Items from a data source
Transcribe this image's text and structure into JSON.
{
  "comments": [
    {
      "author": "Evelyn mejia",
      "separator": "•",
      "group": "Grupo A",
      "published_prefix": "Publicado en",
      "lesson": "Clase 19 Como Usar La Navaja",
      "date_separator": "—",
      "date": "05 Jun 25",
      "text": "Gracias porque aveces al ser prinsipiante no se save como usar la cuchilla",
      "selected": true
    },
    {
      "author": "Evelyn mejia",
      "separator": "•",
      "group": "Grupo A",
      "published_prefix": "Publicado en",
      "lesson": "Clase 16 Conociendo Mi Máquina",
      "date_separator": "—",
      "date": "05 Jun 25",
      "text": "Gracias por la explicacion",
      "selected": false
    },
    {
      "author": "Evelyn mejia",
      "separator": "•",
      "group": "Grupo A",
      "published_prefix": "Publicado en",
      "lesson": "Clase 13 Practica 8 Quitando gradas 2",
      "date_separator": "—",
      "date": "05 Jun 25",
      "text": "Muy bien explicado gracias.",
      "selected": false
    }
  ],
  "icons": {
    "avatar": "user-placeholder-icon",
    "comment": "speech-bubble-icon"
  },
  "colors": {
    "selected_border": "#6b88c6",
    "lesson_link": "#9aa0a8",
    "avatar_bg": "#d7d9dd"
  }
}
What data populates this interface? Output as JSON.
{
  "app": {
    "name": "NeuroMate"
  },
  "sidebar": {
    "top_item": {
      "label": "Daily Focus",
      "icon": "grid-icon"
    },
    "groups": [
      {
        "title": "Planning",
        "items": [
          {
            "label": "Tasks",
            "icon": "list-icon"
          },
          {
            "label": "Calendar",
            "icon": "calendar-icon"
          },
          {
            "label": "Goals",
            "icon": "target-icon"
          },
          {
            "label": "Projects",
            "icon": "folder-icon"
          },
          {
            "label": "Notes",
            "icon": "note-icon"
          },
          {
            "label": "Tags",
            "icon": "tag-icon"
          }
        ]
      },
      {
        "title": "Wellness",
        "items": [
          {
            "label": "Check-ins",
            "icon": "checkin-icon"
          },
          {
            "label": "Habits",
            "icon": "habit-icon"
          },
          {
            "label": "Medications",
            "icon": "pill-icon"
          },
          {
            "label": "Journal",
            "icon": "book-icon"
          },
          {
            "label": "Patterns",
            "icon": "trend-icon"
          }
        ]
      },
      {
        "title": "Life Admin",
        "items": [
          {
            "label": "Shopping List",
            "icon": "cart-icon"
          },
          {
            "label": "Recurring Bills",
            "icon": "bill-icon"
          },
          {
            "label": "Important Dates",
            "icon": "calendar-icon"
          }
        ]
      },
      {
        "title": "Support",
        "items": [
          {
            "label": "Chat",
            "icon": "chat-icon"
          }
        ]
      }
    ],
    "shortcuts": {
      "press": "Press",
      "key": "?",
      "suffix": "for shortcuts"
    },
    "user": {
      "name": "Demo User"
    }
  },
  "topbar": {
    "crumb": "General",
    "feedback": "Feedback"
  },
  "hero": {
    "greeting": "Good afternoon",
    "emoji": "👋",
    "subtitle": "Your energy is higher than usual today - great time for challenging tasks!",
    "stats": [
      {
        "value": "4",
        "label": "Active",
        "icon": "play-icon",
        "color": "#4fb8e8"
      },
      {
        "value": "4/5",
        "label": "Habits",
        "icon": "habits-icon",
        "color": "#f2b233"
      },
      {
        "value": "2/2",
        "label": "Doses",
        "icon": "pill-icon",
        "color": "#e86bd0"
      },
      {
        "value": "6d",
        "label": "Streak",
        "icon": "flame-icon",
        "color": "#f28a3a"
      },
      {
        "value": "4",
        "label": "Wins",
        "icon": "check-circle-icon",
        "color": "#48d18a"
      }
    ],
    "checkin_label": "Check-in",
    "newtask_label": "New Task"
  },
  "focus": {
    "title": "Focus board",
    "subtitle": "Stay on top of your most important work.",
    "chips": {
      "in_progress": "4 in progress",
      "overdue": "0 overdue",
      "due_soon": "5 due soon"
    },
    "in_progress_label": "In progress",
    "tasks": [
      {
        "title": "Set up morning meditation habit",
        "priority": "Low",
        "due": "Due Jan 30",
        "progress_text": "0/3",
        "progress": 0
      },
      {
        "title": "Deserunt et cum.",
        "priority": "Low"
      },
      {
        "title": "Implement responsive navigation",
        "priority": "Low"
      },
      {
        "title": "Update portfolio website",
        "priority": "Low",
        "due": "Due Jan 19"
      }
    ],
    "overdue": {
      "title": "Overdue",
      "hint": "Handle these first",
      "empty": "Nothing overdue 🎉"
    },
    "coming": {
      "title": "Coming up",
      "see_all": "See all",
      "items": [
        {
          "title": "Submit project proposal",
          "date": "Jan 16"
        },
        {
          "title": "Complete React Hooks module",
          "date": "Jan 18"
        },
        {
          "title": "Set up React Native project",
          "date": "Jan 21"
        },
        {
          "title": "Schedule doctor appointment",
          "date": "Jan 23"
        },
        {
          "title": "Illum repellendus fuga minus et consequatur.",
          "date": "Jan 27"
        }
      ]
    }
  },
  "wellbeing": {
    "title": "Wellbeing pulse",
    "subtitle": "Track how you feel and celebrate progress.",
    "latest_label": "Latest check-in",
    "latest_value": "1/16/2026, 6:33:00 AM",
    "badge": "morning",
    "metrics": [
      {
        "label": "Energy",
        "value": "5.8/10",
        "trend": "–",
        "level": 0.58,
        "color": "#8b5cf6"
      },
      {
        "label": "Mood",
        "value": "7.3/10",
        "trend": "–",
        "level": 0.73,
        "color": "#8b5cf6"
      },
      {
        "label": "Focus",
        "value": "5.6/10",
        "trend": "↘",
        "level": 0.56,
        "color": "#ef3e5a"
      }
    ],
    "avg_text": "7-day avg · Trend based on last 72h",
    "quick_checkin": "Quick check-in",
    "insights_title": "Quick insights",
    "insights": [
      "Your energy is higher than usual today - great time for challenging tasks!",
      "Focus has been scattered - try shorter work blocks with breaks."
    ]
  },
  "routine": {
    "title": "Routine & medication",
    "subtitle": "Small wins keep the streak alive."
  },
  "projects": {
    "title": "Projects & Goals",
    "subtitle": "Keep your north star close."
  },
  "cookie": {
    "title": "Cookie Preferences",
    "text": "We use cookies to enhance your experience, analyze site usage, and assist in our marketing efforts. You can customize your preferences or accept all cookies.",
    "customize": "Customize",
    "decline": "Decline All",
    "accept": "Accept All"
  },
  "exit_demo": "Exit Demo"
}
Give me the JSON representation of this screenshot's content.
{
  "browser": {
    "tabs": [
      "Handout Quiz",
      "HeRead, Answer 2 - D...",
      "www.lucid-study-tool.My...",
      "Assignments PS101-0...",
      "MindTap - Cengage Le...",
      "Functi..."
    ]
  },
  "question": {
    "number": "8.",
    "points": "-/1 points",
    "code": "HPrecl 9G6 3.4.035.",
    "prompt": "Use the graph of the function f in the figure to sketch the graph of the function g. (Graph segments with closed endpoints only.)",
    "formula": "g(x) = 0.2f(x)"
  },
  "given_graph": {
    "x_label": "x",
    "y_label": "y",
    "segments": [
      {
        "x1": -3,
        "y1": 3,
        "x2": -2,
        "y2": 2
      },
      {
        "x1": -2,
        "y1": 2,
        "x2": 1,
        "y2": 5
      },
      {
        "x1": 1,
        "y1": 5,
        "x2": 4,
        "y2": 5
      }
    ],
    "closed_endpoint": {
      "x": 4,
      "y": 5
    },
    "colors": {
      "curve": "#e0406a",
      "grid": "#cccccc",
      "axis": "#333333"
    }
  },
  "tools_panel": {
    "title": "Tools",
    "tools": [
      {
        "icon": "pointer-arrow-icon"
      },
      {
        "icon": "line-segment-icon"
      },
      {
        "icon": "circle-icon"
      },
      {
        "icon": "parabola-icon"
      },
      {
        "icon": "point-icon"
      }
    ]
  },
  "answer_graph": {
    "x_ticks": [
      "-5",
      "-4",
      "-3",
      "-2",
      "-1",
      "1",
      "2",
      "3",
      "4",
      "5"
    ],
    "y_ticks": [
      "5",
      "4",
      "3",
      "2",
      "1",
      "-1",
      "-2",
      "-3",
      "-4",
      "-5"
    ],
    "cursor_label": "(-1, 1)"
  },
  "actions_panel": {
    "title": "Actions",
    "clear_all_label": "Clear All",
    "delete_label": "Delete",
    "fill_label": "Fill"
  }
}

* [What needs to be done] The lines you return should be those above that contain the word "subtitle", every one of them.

* [Answer section]
    "subtitle": "Your energy is higher than usual today - great time for challenging tasks!",
    "subtitle": "Stay on top of your most important work.",
    "subtitle": "Track how you feel and celebrate progress.",
    "subtitle": "Small wins keep the streak alive."
    "subtitle": "Keep your north star close."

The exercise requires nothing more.